Beverly Cleary can pinpoint the exact lightbulb moment for what would become one of the most successful careers in kids’ literature. While she was working as a librarian in Yakima, Wash., “a boy said to me, ‘Where are the books about kids like us?’ And that stuck in my head,” recalls the author, 94, who has sold 75 million books since her first, Henry Huggins, was published in 1950. But to conjure her most iconic character-rascally Ramona Quimby-Cleary drew upon her memory of sisters who lived near her childhood home in Portland. “The little one called the big one Beezus,” she says. “And the only time I saw the little one, she was walking home from the store eating a stick of butter.” That kind of spunk would become a hallmark of her characters. “I never reform children,” says the author, who insisted that the new film Ramona and Beezus remain true to her timeless tales (no slang words or trendy clothes). “I like children the way they are.” Today the grandmother of three maintains a quiet life near Carmel, Calif., and continues to receive piles of fan mail every year. Kids today “want a home with both parents living in it. They want friends to play with. Nice teachers,” she says. “The same things we wanted as children.”

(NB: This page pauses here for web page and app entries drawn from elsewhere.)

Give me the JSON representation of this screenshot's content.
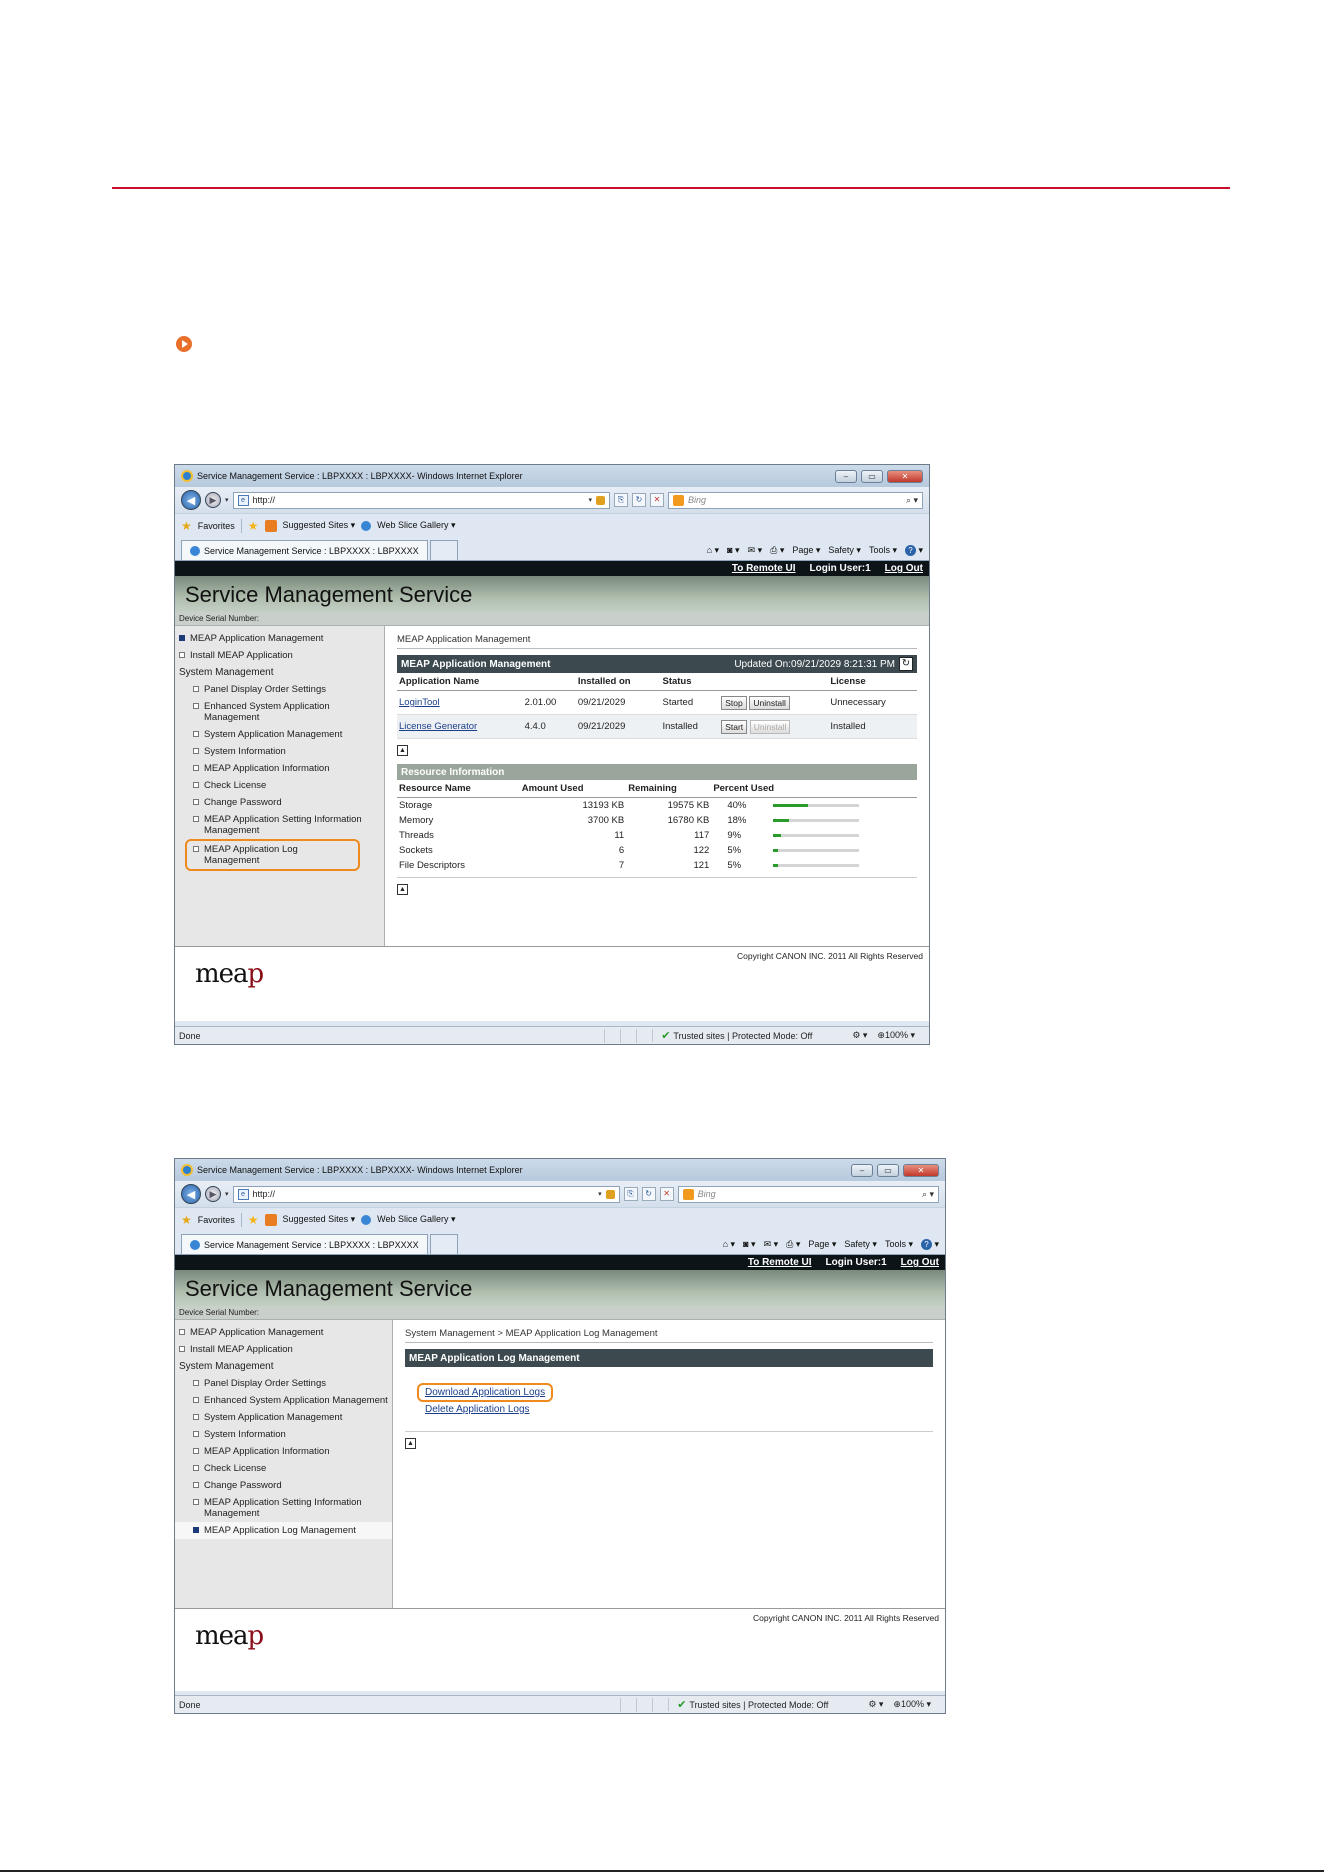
{
  "browser": {
    "window_title": "Service Management Service : LBPXXXX : LBPXXXX- Windows Internet Explorer",
    "address": "http://",
    "search_placeholder": "Bing",
    "favorites_label": "Favorites",
    "suggested_sites": "Suggested Sites ▾",
    "web_slice_gallery": "Web Slice Gallery ▾",
    "tab_label": "Service Management Service : LBPXXXX : LBPXXXX",
    "cmd_page": "Page ▾",
    "cmd_safety": "Safety ▾",
    "cmd_tools": "Tools ▾",
    "status_done": "Done",
    "status_trusted": "Trusted sites | Protected Mode: Off",
    "status_zoom": "⊕100%  ▾"
  },
  "site": {
    "to_remote_ui": "To Remote UI",
    "login_user": "Login User:1",
    "log_out": "Log Out",
    "banner_title": "Service Management Service",
    "device_serial": "Device Serial Number:",
    "copyright": "Copyright CANON INC. 2011 All Rights Reserved",
    "logo_pre": "mea",
    "logo_p": "p"
  },
  "sidebar": {
    "top_items": [
      "MEAP Application Management",
      "Install MEAP Application"
    ],
    "system_management": "System Management",
    "sub_items": [
      "Panel Display Order Settings",
      "Enhanced System Application Management",
      "System Application Management",
      "System Information",
      "MEAP Application Information",
      "Check License",
      "Change Password",
      "MEAP Application Setting Information Management",
      "MEAP Application Log Management"
    ]
  },
  "screen1": {
    "breadcrumb": "MEAP Application Management",
    "header": "MEAP Application Management",
    "updated": "Updated On:09/21/2029 8:21:31 PM",
    "columns": [
      "Application Name",
      "Installed on",
      "Status",
      "License"
    ],
    "apps": [
      {
        "name": "LoginTool",
        "version": "2.01.00",
        "installed": "09/21/2029",
        "status": "Started",
        "btn1": "Stop",
        "btn2": "Uninstall",
        "license": "Unnecessary"
      },
      {
        "name": "License Generator",
        "version": "4.4.0",
        "installed": "09/21/2029",
        "status": "Installed",
        "btn1": "Start",
        "btn2": "Uninstall",
        "license": "Installed"
      }
    ],
    "resource_header": "Resource Information",
    "resource_columns": [
      "Resource Name",
      "Amount Used",
      "Remaining",
      "Percent Used"
    ],
    "resources": [
      {
        "name": "Storage",
        "used": "13193 KB",
        "remaining": "19575 KB",
        "percent": "40%",
        "fraction": 0.4
      },
      {
        "name": "Memory",
        "used": "3700 KB",
        "remaining": "16780 KB",
        "percent": "18%",
        "fraction": 0.18
      },
      {
        "name": "Threads",
        "used": "11",
        "remaining": "117",
        "percent": "9%",
        "fraction": 0.09
      },
      {
        "name": "Sockets",
        "used": "6",
        "remaining": "122",
        "percent": "5%",
        "fraction": 0.05
      },
      {
        "name": "File Descriptors",
        "used": "7",
        "remaining": "121",
        "percent": "5%",
        "fraction": 0.05
      }
    ]
  },
  "screen2": {
    "breadcrumb": "System Management > MEAP Application Log Management",
    "header": "MEAP Application Log Management",
    "download_link": "Download Application Logs",
    "delete_link": "Delete Application Logs"
  }
}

Murder at Mansfield Park
by Lynn Shepherd |
REVIEWED BY ELLEN SHAPIRO
The Jane Austen juggernaut has produced an array of zany mash-ups, including last year’s Pride and Prejudice and Zombies. Now there’s a more upscale homage: Shepherd’s delightfully witty reimagining of Mansfield Park, with its country manor and simmering family tensions, as a classic whodunit. The plot is turned on its head as the dreary Fanny Price becomes a wicked gold-digger who delights in humiliating Mary Crawford, now the novel’s perceptive heroine. When Fanny’s body is found in a ditch, Mary emerges from the shadows to help solve the murder. Those who like their Austen straight-up may take umbrage at some of Shepherd’s conceits-Mary’s preparation of a corpse, for instance, would be right at home in CSI: Mansfield Park. But Shepherd is a passionate aficionado who pays scrupulous attention to historical detail, and her mystery shines a lively light on the classic.
What Is Left The Daughter
by Howard Norman |
REVIEWED BY KIM HUBBARD
Wyatt Hillyer was 17 when his parents, in love with the same woman, leaped to their deaths from separate bridges in Halifax one day in 1941. What their son makes of that crippling inheritance is the subject of this quietly spellbinding novel. Norman renders wartime Nova Scotia so vividly, the salty damp seems to seep into your bones, and though his tale is tragic, it’s the tenacity of hope-“Now and then, life can be improved upon,” as a local puts it-that lingers.